“We didn’t block them well, we didn’t read them well, and they did a good job," Arizona coach Rich Rodriguez said. "The frustrating part is we’ll probably watch the film, and they were playing the exact way we thought they’d play, but they were better than us.”
Truth be told, Taggart said he was nervous about how his defense would perform early on in the preparation process because scout team quarterback Demetri Burch, a three-star wide receiver recruit who played quarterback in high school, had been routinely destroying the Ducks' defense in practice.
"They were so frustrated at times they tackled Demetrius when they could," Taggart said. "Sometimes they couldn't."
Having an off week, Taggart said, proved vital in preparing the defense for Tate. By the end of game week, UO's defense had demonstrated greater success against Burch in practice.
"Without Demetri Burch I don't think we would have played the way we played tonight," Dye said. "He gave us a tremendous look these past 10 days."
Oregon cornerback Ugochukwu Amadi said Burch proved to be tougher to defend against than Tate.
The victory made the Ducks bowl eligible a year after going 4-8. Taggart said that he had one question for Nike founder and Oregon mega-booster Phil Knight: "Does Nike make bowling shoes?"
Corny, to be sure.
But what's not corny is that the Ducks have clearly made great strides this season, something Taggart traces back to team camaraderie.

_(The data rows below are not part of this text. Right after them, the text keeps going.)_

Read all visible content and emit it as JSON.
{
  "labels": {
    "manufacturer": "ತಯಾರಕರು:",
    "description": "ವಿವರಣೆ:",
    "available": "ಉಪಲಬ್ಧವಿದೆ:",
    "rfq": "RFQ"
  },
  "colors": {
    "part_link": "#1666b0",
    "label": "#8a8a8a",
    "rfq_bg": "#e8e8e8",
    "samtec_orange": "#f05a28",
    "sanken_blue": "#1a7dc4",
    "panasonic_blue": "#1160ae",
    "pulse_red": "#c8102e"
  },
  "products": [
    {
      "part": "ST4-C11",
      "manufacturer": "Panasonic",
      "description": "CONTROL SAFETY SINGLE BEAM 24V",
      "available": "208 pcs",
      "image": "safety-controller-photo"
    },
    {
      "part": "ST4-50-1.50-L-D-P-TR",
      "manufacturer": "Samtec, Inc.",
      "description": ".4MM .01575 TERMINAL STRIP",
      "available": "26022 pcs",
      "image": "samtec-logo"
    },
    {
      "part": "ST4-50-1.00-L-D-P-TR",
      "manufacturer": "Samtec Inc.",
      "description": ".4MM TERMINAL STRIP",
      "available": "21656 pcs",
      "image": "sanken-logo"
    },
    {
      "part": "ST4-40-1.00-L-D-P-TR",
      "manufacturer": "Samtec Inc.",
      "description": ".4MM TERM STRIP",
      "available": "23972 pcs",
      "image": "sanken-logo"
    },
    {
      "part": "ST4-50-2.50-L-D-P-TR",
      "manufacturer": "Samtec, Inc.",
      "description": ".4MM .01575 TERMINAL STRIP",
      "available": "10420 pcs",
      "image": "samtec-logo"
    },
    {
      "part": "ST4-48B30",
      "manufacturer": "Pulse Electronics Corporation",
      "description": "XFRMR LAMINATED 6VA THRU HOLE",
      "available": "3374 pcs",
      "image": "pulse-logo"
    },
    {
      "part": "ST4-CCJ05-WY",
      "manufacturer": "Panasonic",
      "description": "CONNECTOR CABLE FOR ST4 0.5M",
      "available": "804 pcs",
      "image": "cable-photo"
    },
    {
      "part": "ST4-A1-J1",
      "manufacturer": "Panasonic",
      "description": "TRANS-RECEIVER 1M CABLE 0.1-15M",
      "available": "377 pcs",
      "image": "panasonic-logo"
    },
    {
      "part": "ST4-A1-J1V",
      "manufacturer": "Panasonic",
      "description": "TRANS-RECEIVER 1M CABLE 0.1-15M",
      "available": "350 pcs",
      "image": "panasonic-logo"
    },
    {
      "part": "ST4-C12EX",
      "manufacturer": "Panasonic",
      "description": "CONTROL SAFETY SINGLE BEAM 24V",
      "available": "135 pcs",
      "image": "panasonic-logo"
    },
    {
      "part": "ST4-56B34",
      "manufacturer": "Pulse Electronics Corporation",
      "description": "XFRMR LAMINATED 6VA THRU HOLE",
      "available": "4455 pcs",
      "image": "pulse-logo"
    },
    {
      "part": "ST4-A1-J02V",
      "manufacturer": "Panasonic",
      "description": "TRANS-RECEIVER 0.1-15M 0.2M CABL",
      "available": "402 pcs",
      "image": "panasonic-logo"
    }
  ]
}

"We've got a group of young men that believe in each other and that care about each other," he said. "I think we saw that throughout the season when we could have easily folded."